I’d put off reading this book. I wondered if a book about a girl joining a cult would be heavy-going or too obviously a cautionary tale of sorts. But, as it happens, it was neither. I actually wrote very few notes as I read it in a night, and the only thing leaping out of my jottings is the phrase ‘surprisingly riveting’ with several exclamation marks for good measure.See You In September
by Charity Norman
Published by Allen & Unwin
on June 1st 2017
Source: Allen & Unwin
Buy on Amazon
Genres: Thriller / Suspense
It was supposed to be a short trip - a break in New Zealand before her best friend's wedding. But when Cassy waved goodbye to her parents, they never dreamed that it would be years before they'd see her again.
Having broken up with her boyfriend, Cassy accepts an invitation to stay in an idyllic farming collective. Overcome by the peace and beauty of the valley and swept up in the charisma of Justin, the community's leader, Cassy becomes convinced that she has to stay.
As Cassy becomes more and more entrenched in the group's rituals and beliefs, her frantic parents fight to bring her home - before Justin's prophesied Last Day can come to pass.
This book actually opens with Cassy’s mother Diana at the site of her daughter’s former home-cum-haven and she’s seeing first-hand, the outcome of the camp leader’s Last Day prophesies. So there’s a sense of trepidation from the moment the prologue ends and we rejoin Cassy, her mother and sister as they’re packing for the 21yr old’s overseas trip.
I engaged with Cassy straight away, though Norman puts us in both Diana and Cassy’s heads. Of course it’s hard to read this without a sense of cynicism and I kept trying to challenge myself to try to imagine being Cassy… unhappy with life and reaching out for something. It’s easy to watch something unfold from the outside and see the inherent dangers but far more difficult to imagine what leads someone to that point of desperation. Or temptation. There’d be no addiction or co-dependence or bad habits if people weren’t fragile and have many needs that we struggle to meet ourselves.
Littered through the book are a fictional cult expert’s pointers for mind control and Norman cleverly prefaces each chapter with the tactic the group is utilising at that point in Cassy’s recruitment. Again, we’re looking from the outside, so even when Cassy (very occasionally) prevaricates it’s hard not to want to reach in and shake her.
Of course the challenge of this book is that many of those who are part of the Gethsemane community are there for reasons that make sense. Even for the ‘right’ reasons. And at the end of the book – the camp’s spokesperson tries to stop the media demonising the camp and promote its commitment to sustainable living, self-sufficiency and sense of community.

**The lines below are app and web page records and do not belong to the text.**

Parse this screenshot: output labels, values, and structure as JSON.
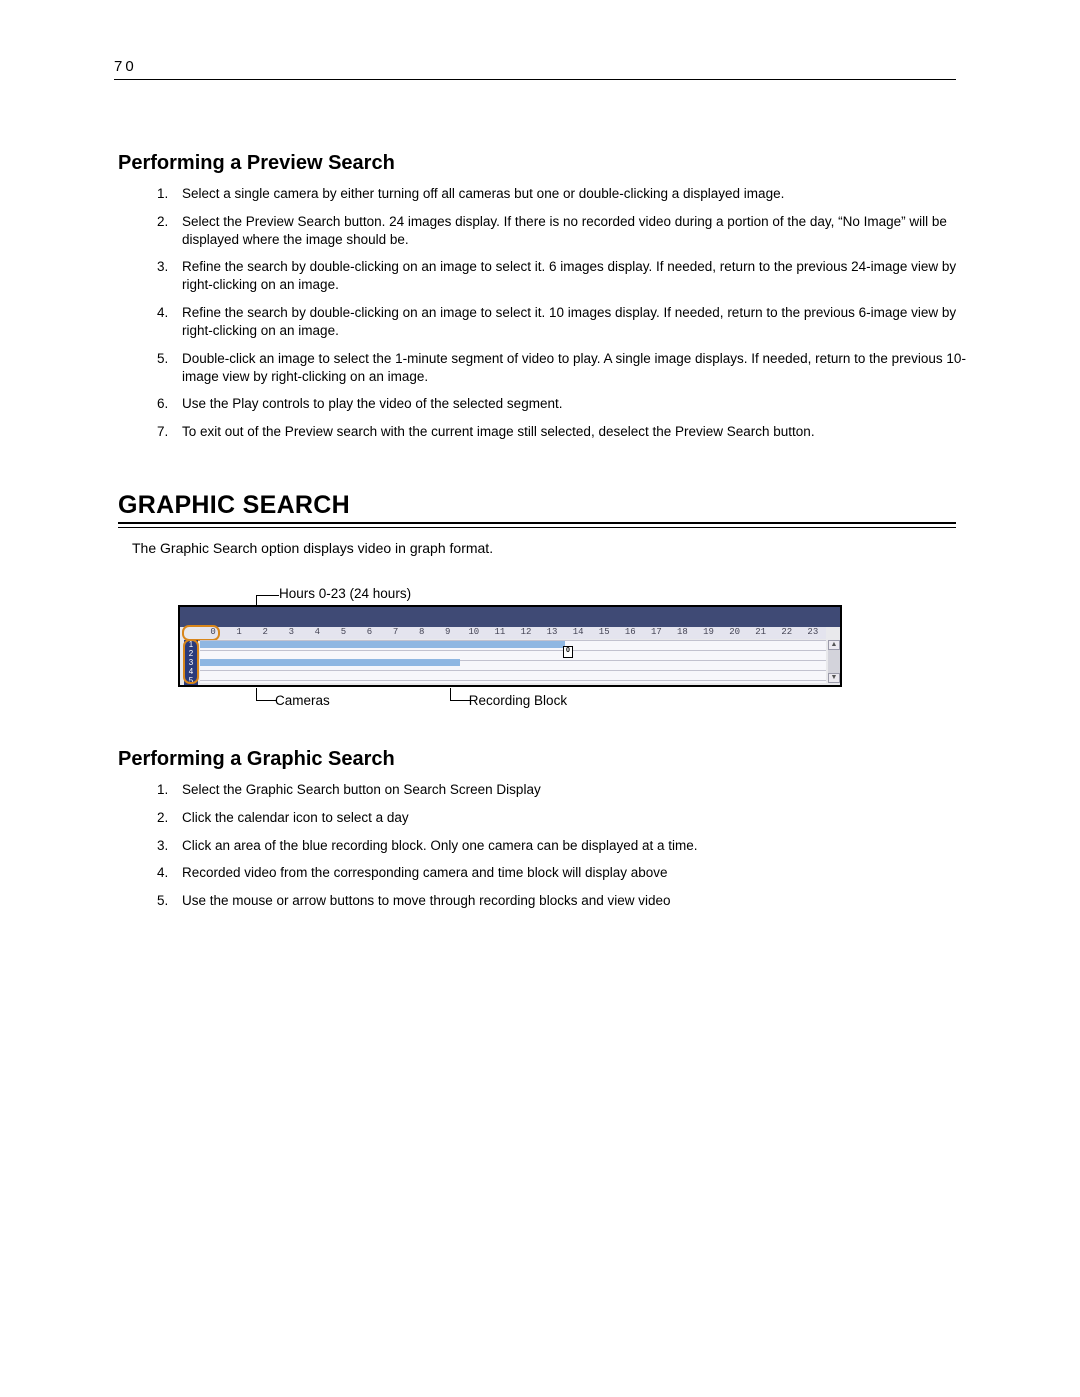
{
  "page_number": "70",
  "sections": {
    "preview": {
      "heading": "Performing a Preview Search",
      "steps": [
        "Select a single camera by either turning off all cameras but one or double-clicking a displayed image.",
        "Select the Preview Search button.  24 images display.  If there is no recorded video during a portion of the day, “No Image” will be displayed where the image should be.",
        "Refine the search by double-clicking on an image to select it.  6 images display. If needed, return to the previous 24-image view by right-clicking on an image.",
        "Refine the search by double-clicking on an image to select it.  10 images display. If needed, return to the previous 6-image view by right-clicking on an image.",
        "Double-click an image to select the 1-minute segment of video to play.  A single image displays.  If needed, return to the previous 10-image view by right-clicking on an image.",
        "Use the Play controls to play the video of the selected segment.",
        "To exit out of the Preview search with the current image still selected, deselect the Preview Search button."
      ]
    },
    "graphic": {
      "heading": "GRAPHIC SEARCH",
      "intro": "The Graphic Search option displays video in graph format.",
      "annotations": {
        "hours": "Hours 0-23 (24 hours)",
        "cameras": "Cameras",
        "recording_block": "Recording Block"
      },
      "hours": [
        "0",
        "1",
        "2",
        "3",
        "4",
        "5",
        "6",
        "7",
        "8",
        "9",
        "10",
        "11",
        "12",
        "13",
        "14",
        "15",
        "16",
        "17",
        "18",
        "19",
        "20",
        "21",
        "22",
        "23"
      ],
      "cameras": [
        "1",
        "2",
        "3",
        "4",
        "5"
      ],
      "marker_label": "0"
    },
    "graphic_steps": {
      "heading": "Performing a Graphic Search",
      "steps": [
        "Select the Graphic Search button on Search Screen Display",
        "Click the calendar icon to select a day",
        "Click an area of the blue recording block. Only one camera can be displayed at a time.",
        "Recorded video from the corresponding camera and time block will display above",
        "Use the mouse or arrow buttons to move through recording blocks and view video"
      ]
    }
  }
}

It’s a reminder – as I’ve discovered in many books lately (and perhaps as a reflection of life in general in this increasingly online and angry world) – that it’s almost impossible to look at things in black and white. People aren’t necessarily good or bad. And they’re usually that way because of past experiences or ingrained perceptions. I think it says more about their character if they’re not prepared to accept others’ points of views or opinions AFTER enlightenment / access to new information and experiences.
This is a complete aside, but I’ll always remember a documentary I watched about racism and apartheid in South Africa. It was the mid 1990s and I was working as a volunteer in neighbouring Mozambique. The show was about a number of events and their repercussions. (Essentially acts of violence and retaliation.) Ultimately someone attempted mediation in the post-apartheid SA. I’ll never forget the words of white South African after meeting his son’s killers and (I guess) a bit of a change to the culture in his country. He knew nothing else, he said. Everyone in his life told him certain things about black Africans. He had no reason to doubt what they said as he’d grown up believing it to be true (they were all dumb, violent, dirty, savages). There were no dissuading voices. Until, things changed. He met black South Africans and was gobsmacked. These weren’t the people he’d been led to believe they were.
I watched this documentary with friends and there was much debate afterwards. Most of my friends at the time, were unable to forgive this man’s earlier attitude. On the other hand, it’s obviously had me pondering on the very topic for the 20-odd years since.
Which brings me back to my point (sorry!) and it’s about our ability – once we have the information we need – to be able to look at something from a range of viewpoints. To walk in someone else’s shoes as Atticus Finch and Harper Lee would suggest. Zealots exist everywhere. In religion, politics and in sport. This book reminded me of the importance of acceptance and of tolerance.
I also kinda liked that – though Justin had his foibles and fell into a few of the usual cult leader classics – Norman didn’t write him as a caricature. There were elements of what we come to expect from books and TV shows (and the odd documentary) but Justin and his followers were also just people looking for some peace and purpose; many starting afresh with their lives and others, born into the community…. knowing nothing else.
See You in September by Charity Norman was published in Australia by Allen & Unwin and is now available.
I received a copy of this book from the publisher for review purposes.